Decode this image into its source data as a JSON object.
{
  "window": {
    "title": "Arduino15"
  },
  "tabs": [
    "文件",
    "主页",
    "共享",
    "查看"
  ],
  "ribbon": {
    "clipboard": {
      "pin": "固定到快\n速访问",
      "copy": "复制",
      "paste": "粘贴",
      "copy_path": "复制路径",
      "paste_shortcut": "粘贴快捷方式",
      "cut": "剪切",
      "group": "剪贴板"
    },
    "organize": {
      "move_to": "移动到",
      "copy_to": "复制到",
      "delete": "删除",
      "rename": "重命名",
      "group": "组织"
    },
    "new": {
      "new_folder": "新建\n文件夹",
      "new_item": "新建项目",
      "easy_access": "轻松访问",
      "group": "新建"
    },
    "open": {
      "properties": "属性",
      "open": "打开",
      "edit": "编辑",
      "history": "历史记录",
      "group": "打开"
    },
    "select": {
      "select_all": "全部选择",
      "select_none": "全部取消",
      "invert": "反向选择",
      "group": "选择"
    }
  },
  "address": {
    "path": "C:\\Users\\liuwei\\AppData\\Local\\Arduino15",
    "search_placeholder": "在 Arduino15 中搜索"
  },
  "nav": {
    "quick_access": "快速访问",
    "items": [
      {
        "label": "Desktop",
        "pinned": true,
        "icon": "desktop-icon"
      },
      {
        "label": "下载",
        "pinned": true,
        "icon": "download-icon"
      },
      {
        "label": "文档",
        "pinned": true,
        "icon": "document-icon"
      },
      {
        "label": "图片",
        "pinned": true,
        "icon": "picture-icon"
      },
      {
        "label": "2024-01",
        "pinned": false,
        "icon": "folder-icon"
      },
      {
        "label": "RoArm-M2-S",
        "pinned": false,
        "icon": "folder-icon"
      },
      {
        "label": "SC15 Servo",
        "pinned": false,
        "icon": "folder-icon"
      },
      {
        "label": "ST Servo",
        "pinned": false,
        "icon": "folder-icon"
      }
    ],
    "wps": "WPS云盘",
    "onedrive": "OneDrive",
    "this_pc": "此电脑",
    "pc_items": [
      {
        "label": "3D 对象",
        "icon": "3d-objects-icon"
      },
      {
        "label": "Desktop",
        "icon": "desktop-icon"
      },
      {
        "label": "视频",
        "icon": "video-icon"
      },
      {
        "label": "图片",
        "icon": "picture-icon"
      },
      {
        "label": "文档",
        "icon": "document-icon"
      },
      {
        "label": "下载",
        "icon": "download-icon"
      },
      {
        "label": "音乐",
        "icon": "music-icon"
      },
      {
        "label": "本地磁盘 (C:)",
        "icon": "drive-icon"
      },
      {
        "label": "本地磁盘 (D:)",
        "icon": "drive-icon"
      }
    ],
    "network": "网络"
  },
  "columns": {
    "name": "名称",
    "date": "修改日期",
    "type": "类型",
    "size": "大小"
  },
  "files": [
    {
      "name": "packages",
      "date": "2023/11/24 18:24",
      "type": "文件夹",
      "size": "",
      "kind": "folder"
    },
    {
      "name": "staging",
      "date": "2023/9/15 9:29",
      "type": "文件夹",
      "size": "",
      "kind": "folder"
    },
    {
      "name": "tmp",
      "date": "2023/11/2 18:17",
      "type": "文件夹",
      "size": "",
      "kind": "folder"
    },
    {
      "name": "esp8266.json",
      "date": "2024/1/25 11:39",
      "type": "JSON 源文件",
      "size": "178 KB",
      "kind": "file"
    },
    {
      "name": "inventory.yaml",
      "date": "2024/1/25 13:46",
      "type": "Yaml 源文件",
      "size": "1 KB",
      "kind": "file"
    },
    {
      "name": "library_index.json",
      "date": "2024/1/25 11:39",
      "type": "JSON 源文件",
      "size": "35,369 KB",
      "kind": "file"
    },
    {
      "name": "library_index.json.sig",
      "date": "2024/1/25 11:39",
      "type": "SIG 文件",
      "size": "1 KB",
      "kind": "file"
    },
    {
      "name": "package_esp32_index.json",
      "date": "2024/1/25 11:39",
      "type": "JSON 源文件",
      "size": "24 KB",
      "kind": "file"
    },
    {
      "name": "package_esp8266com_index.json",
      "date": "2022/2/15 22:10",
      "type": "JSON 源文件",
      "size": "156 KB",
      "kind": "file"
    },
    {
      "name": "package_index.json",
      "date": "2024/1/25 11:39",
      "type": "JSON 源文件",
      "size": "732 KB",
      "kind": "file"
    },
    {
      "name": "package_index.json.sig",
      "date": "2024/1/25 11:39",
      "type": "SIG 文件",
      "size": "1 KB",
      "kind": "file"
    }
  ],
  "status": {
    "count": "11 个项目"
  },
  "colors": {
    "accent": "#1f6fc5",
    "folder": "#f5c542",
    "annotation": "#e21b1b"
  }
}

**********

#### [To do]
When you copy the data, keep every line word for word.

#### [Response for this exercise]
Decode this image into its source data as a JSON object.
{
  "window": {
    "title": "Arduino15"
  },
  "tabs": [
    "文件",
    "主页",
    "共享",
    "查看"
  ],
  "ribbon": {
    "clipboard": {
      "pin": "固定到快\n速访问",
      "copy": "复制",
      "paste": "粘贴",
      "copy_path": "复制路径",
      "paste_shortcut": "粘贴快捷方式",
      "cut": "剪切",
      "group": "剪贴板"
    },
    "organize": {
      "move_to": "移动到",
      "copy_to": "复制到",
      "delete": "删除",
      "rename": "重命名",
      "group": "组织"
    },
    "new": {
      "new_folder": "新建\n文件夹",
      "new_item": "新建项目",
      "easy_access": "轻松访问",
      "group": "新建"
    },
    "open": {
      "properties": "属性",
      "open": "打开",
      "edit": "编辑",
      "history": "历史记录",
      "group": "打开"
    },
    "select": {
      "select_all": "全部选择",
      "select_none": "全部取消",
      "invert": "反向选择",
      "group": "选择"
    }
  },
  "address": {
    "path": "C:\\Users\\liuwei\\AppData\\Local\\Arduino15",
    "search_placeholder": "在 Arduino15 中搜索"
  },
  "nav": {
    "quick_access": "快速访问",
    "items": [
      {
        "label": "Desktop",
        "pinned": true,
        "icon": "desktop-icon"
      },
      {
        "label": "下载",
        "pinned": true,
        "icon": "download-icon"
      },
      {
        "label": "文档",
        "pinned": true,
        "icon": "document-icon"
      },
      {
        "label": "图片",
        "pinned": true,
        "icon": "picture-icon"
      },
      {
        "label": "2024-01",
        "pinned": false,
        "icon": "folder-icon"
      },
      {
        "label": "RoArm-M2-S",
        "pinned": false,
        "icon": "folder-icon"
      },
      {
        "label": "SC15 Servo",
        "pinned": false,
        "icon": "folder-icon"
      },
      {
        "label": "ST Servo",
        "pinned": false,
        "icon": "folder-icon"
      }
    ],
    "wps": "WPS云盘",
    "onedrive": "OneDrive",
    "this_pc": "此电脑",
    "pc_items": [
      {
        "label": "3D 对象",
        "icon": "3d-objects-icon"
      },
      {
        "label": "Desktop",
        "icon": "desktop-icon"
      },
      {
        "label": "视频",
        "icon": "video-icon"
      },
      {
        "label": "图片",
        "icon": "picture-icon"
      },
      {
        "label": "文档",
        "icon": "document-icon"
      },
      {
        "label": "下载",
        "icon": "download-icon"
      },
      {
        "label": "音乐",
        "icon": "music-icon"
      },
      {
        "label": "本地磁盘 (C:)",
        "icon": "drive-icon"
      },
      {
        "label": "本地磁盘 (D:)",
        "icon": "drive-icon"
      }
    ],
    "network": "网络"
  },
  "columns": {
    "name": "名称",
    "date": "修改日期",
    "type": "类型",
    "size": "大小"
  },
  "files": [
    {
      "name": "packages",
      "date": "2023/11/24 18:24",
      "type": "文件夹",
      "size": "",
      "kind": "folder"
    },
    {
      "name": "staging",
      "date": "2023/9/15 9:29",
      "type": "文件夹",
      "size": "",
      "kind": "folder"
    },
    {
      "name": "tmp",
      "date": "2023/11/2 18:17",
      "type": "文件夹",
      "size": "",
      "kind": "folder"
    },
    {
      "name": "esp8266.json",
      "date": "2024/1/25 11:39",
      "type": "JSON 源文件",
      "size": "178 KB",
      "kind": "file"
    },
    {
      "name": "inventory.yaml",
      "date": "2024/1/25 13:46",
      "type": "Yaml 源文件",
      "size": "1 KB",
      "kind": "file"
    },
    {
      "name": "library_index.json",
      "date": "2024/1/25 11:39",
      "type": "JSON 源文件",
      "size": "35,369 KB",
      "kind": "file"
    },
    {
      "name": "library_index.json.sig",
      "date": "2024/1/25 11:39",
      "type": "SIG 文件",
      "size": "1 KB",
      "kind": "file"
    },
    {
      "name": "package_esp32_index.json",
      "date": "2024/1/25 11:39",
      "type": "JSON 源文件",
      "size": "24 KB",
      "kind": "file"
    },
    {
      "name": "package_esp8266com_index.json",
      "date": "2022/2/15 22:10",
      "type": "JSON 源文件",
      "size": "156 KB",
      "kind": "file"
    },
    {
      "name": "package_index.json",
      "date": "2024/1/25 11:39",
      "type": "JSON 源文件",
      "size": "732 KB",
      "kind": "file"
    },
    {
      "name": "package_index.json.sig",
      "date": "2024/1/25 11:39",
      "type": "SIG 文件",
      "size": "1 KB",
      "kind": "file"
    }
  ],
  "status": {
    "count": "11 个项目"
  },
  "colors": {
    "accent": "#1f6fc5",
    "folder": "#f5c542",
    "annotation": "#e21b1b"
  }
}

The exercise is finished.